Records excerpted from a collection:
########################################

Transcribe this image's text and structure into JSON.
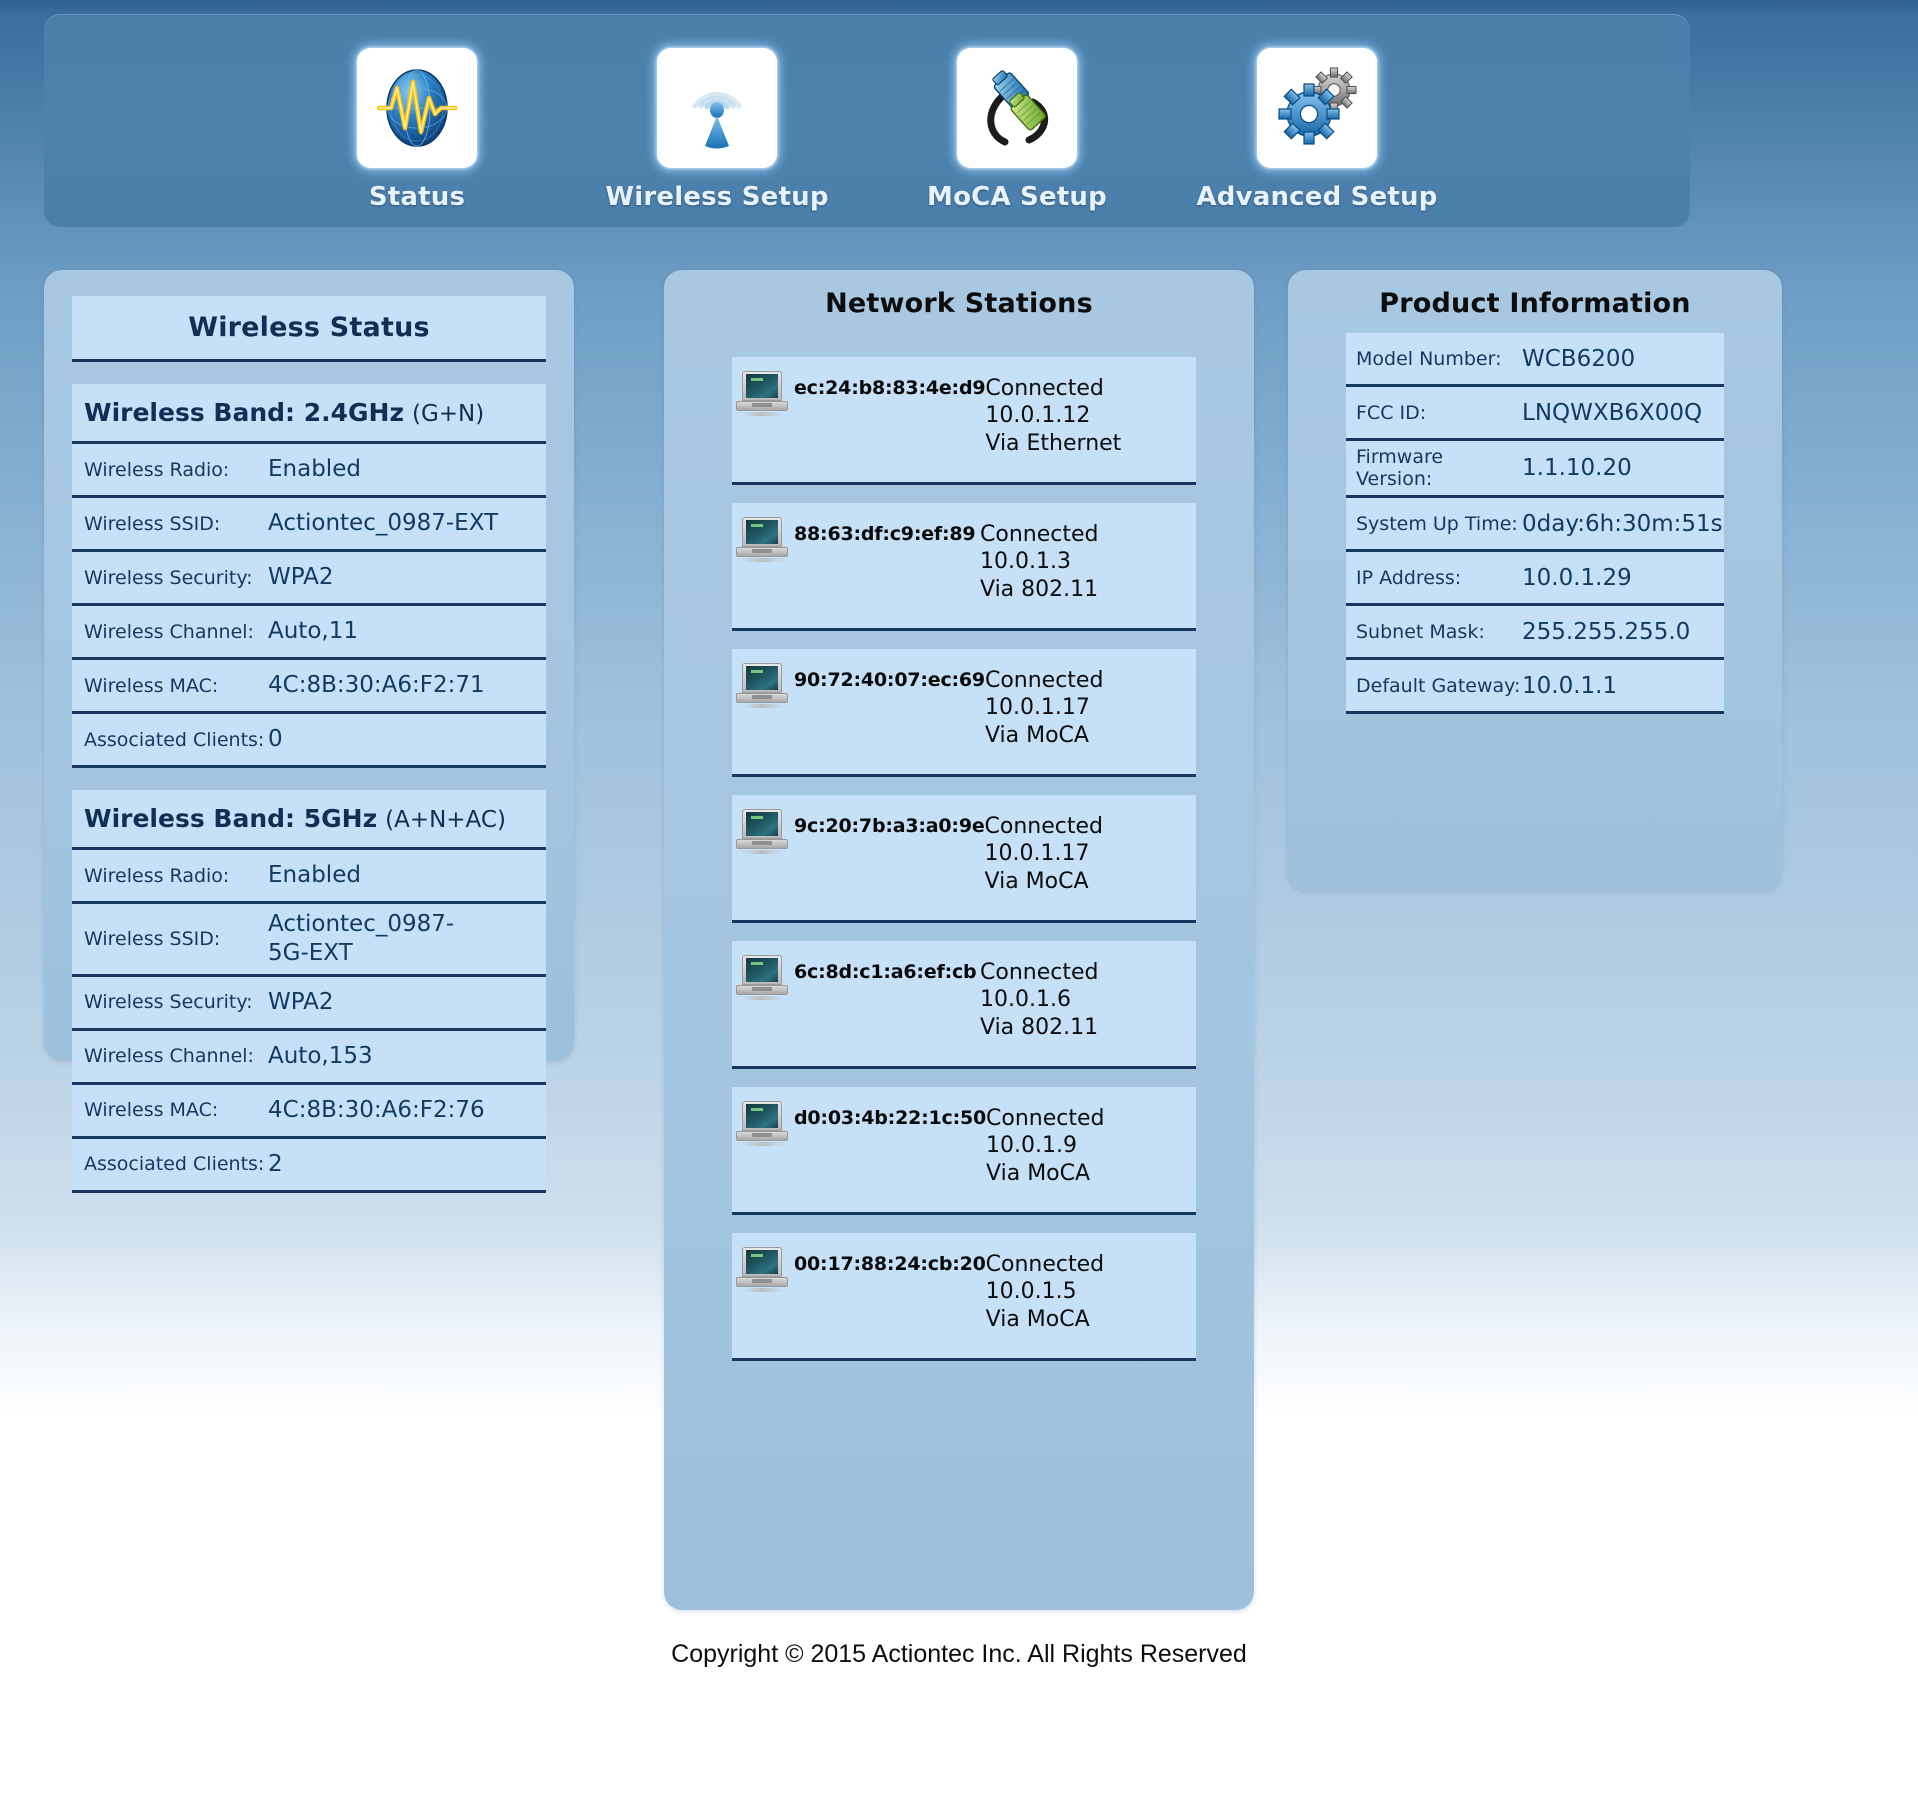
{
  "nav": {
    "items": [
      {
        "label": "Status",
        "icon": "status-globe-icon"
      },
      {
        "label": "Wireless Setup",
        "icon": "wireless-signal-icon"
      },
      {
        "label": "MoCA Setup",
        "icon": "coax-cable-icon"
      },
      {
        "label": "Advanced Setup",
        "icon": "gears-icon"
      }
    ]
  },
  "wireless_status": {
    "title": "Wireless Status",
    "bands": [
      {
        "name": "Wireless Band: 2.4GHz",
        "modes": "(G+N)",
        "rows": [
          {
            "key": "Wireless Radio:",
            "value": "Enabled"
          },
          {
            "key": "Wireless SSID:",
            "value": "Actiontec_0987-EXT"
          },
          {
            "key": "Wireless Security:",
            "value": "WPA2"
          },
          {
            "key": "Wireless Channel:",
            "value": "Auto,11"
          },
          {
            "key": "Wireless MAC:",
            "value": "4C:8B:30:A6:F2:71"
          },
          {
            "key": "Associated Clients:",
            "value": "0"
          }
        ]
      },
      {
        "name": "Wireless Band: 5GHz",
        "modes": "(A+N+AC)",
        "rows": [
          {
            "key": "Wireless Radio:",
            "value": "Enabled"
          },
          {
            "key": "Wireless SSID:",
            "value": "Actiontec_0987-5G-EXT"
          },
          {
            "key": "Wireless Security:",
            "value": "WPA2"
          },
          {
            "key": "Wireless Channel:",
            "value": "Auto,153"
          },
          {
            "key": "Wireless MAC:",
            "value": "4C:8B:30:A6:F2:76"
          },
          {
            "key": "Associated Clients:",
            "value": "2"
          }
        ]
      }
    ]
  },
  "network_stations": {
    "title": "Network Stations",
    "stations": [
      {
        "mac": "ec:24:b8:83:4e:d9",
        "status": "Connected",
        "ip": "10.0.1.12",
        "via": "Via Ethernet",
        "icon": "computer-icon"
      },
      {
        "mac": "88:63:df:c9:ef:89",
        "status": "Connected",
        "ip": "10.0.1.3",
        "via": "Via 802.11",
        "icon": "computer-icon"
      },
      {
        "mac": "90:72:40:07:ec:69",
        "status": "Connected",
        "ip": "10.0.1.17",
        "via": "Via MoCA",
        "icon": "computer-icon"
      },
      {
        "mac": "9c:20:7b:a3:a0:9e",
        "status": "Connected",
        "ip": "10.0.1.17",
        "via": "Via MoCA",
        "icon": "computer-icon"
      },
      {
        "mac": "6c:8d:c1:a6:ef:cb",
        "status": "Connected",
        "ip": "10.0.1.6",
        "via": "Via 802.11",
        "icon": "computer-icon"
      },
      {
        "mac": "d0:03:4b:22:1c:50",
        "status": "Connected",
        "ip": "10.0.1.9",
        "via": "Via MoCA",
        "icon": "computer-icon"
      },
      {
        "mac": "00:17:88:24:cb:20",
        "status": "Connected",
        "ip": "10.0.1.5",
        "via": "Via MoCA",
        "icon": "computer-icon"
      }
    ]
  },
  "product_information": {
    "title": "Product Information",
    "rows": [
      {
        "key": "Model Number:",
        "value": "WCB6200"
      },
      {
        "key": "FCC ID:",
        "value": "LNQWXB6X00Q"
      },
      {
        "key": "Firmware Version:",
        "value": "1.1.10.20"
      },
      {
        "key": "System Up Time:",
        "value": "0day:6h:30m:51s"
      },
      {
        "key": "IP Address:",
        "value": "10.0.1.29"
      },
      {
        "key": "Subnet Mask:",
        "value": "255.255.255.0"
      },
      {
        "key": "Default Gateway:",
        "value": "10.0.1.1"
      }
    ]
  },
  "footer": {
    "copyright": "Copyright © 2015 Actiontec Inc. All Rights Reserved"
  },
  "colors": {
    "header_bar": "#4a7fac",
    "panel_bg": "#a8c8e2",
    "row_bg": "#c5e0f7",
    "row_border": "#17375e",
    "value_text": "#123b63"
  }
}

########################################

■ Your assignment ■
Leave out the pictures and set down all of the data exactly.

■ Output below ■
Transcribe this image's text and structure into JSON.
{
  "nav": {
    "items": [
      {
        "label": "Status",
        "icon": "status-globe-icon"
      },
      {
        "label": "Wireless Setup",
        "icon": "wireless-signal-icon"
      },
      {
        "label": "MoCA Setup",
        "icon": "coax-cable-icon"
      },
      {
        "label": "Advanced Setup",
        "icon": "gears-icon"
      }
    ]
  },
  "wireless_status": {
    "title": "Wireless Status",
    "bands": [
      {
        "name": "Wireless Band: 2.4GHz",
        "modes": "(G+N)",
        "rows": [
          {
            "key": "Wireless Radio:",
            "value": "Enabled"
          },
          {
            "key": "Wireless SSID:",
            "value": "Actiontec_0987-EXT"
          },
          {
            "key": "Wireless Security:",
            "value": "WPA2"
          },
          {
            "key": "Wireless Channel:",
            "value": "Auto,11"
          },
          {
            "key": "Wireless MAC:",
            "value": "4C:8B:30:A6:F2:71"
          },
          {
            "key": "Associated Clients:",
            "value": "0"
          }
        ]
      },
      {
        "name": "Wireless Band: 5GHz",
        "modes": "(A+N+AC)",
        "rows": [
          {
            "key": "Wireless Radio:",
            "value": "Enabled"
          },
          {
            "key": "Wireless SSID:",
            "value": "Actiontec_0987-5G-EXT"
          },
          {
            "key": "Wireless Security:",
            "value": "WPA2"
          },
          {
            "key": "Wireless Channel:",
            "value": "Auto,153"
          },
          {
            "key": "Wireless MAC:",
            "value": "4C:8B:30:A6:F2:76"
          },
          {
            "key": "Associated Clients:",
            "value": "2"
          }
        ]
      }
    ]
  },
  "network_stations": {
    "title": "Network Stations",
    "stations": [
      {
        "mac": "ec:24:b8:83:4e:d9",
        "status": "Connected",
        "ip": "10.0.1.12",
        "via": "Via Ethernet",
        "icon": "computer-icon"
      },
      {
        "mac": "88:63:df:c9:ef:89",
        "status": "Connected",
        "ip": "10.0.1.3",
        "via": "Via 802.11",
        "icon": "computer-icon"
      },
      {
        "mac": "90:72:40:07:ec:69",
        "status": "Connected",
        "ip": "10.0.1.17",
        "via": "Via MoCA",
        "icon": "computer-icon"
      },
      {
        "mac": "9c:20:7b:a3:a0:9e",
        "status": "Connected",
        "ip": "10.0.1.17",
        "via": "Via MoCA",
        "icon": "computer-icon"
      },
      {
        "mac": "6c:8d:c1:a6:ef:cb",
        "status": "Connected",
        "ip": "10.0.1.6",
        "via": "Via 802.11",
        "icon": "computer-icon"
      },
      {
        "mac": "d0:03:4b:22:1c:50",
        "status": "Connected",
        "ip": "10.0.1.9",
        "via": "Via MoCA",
        "icon": "computer-icon"
      },
      {
        "mac": "00:17:88:24:cb:20",
        "status": "Connected",
        "ip": "10.0.1.5",
        "via": "Via MoCA",
        "icon": "computer-icon"
      }
    ]
  },
  "product_information": {
    "title": "Product Information",
    "rows": [
      {
        "key": "Model Number:",
        "value": "WCB6200"
      },
      {
        "key": "FCC ID:",
        "value": "LNQWXB6X00Q"
      },
      {
        "key": "Firmware Version:",
        "value": "1.1.10.20"
      },
      {
        "key": "System Up Time:",
        "value": "0day:6h:30m:51s"
      },
      {
        "key": "IP Address:",
        "value": "10.0.1.29"
      },
      {
        "key": "Subnet Mask:",
        "value": "255.255.255.0"
      },
      {
        "key": "Default Gateway:",
        "value": "10.0.1.1"
      }
    ]
  },
  "footer": {
    "copyright": "Copyright © 2015 Actiontec Inc. All Rights Reserved"
  },
  "colors": {
    "header_bar": "#4a7fac",
    "panel_bg": "#a8c8e2",
    "row_bg": "#c5e0f7",
    "row_border": "#17375e",
    "value_text": "#123b63"
  }
}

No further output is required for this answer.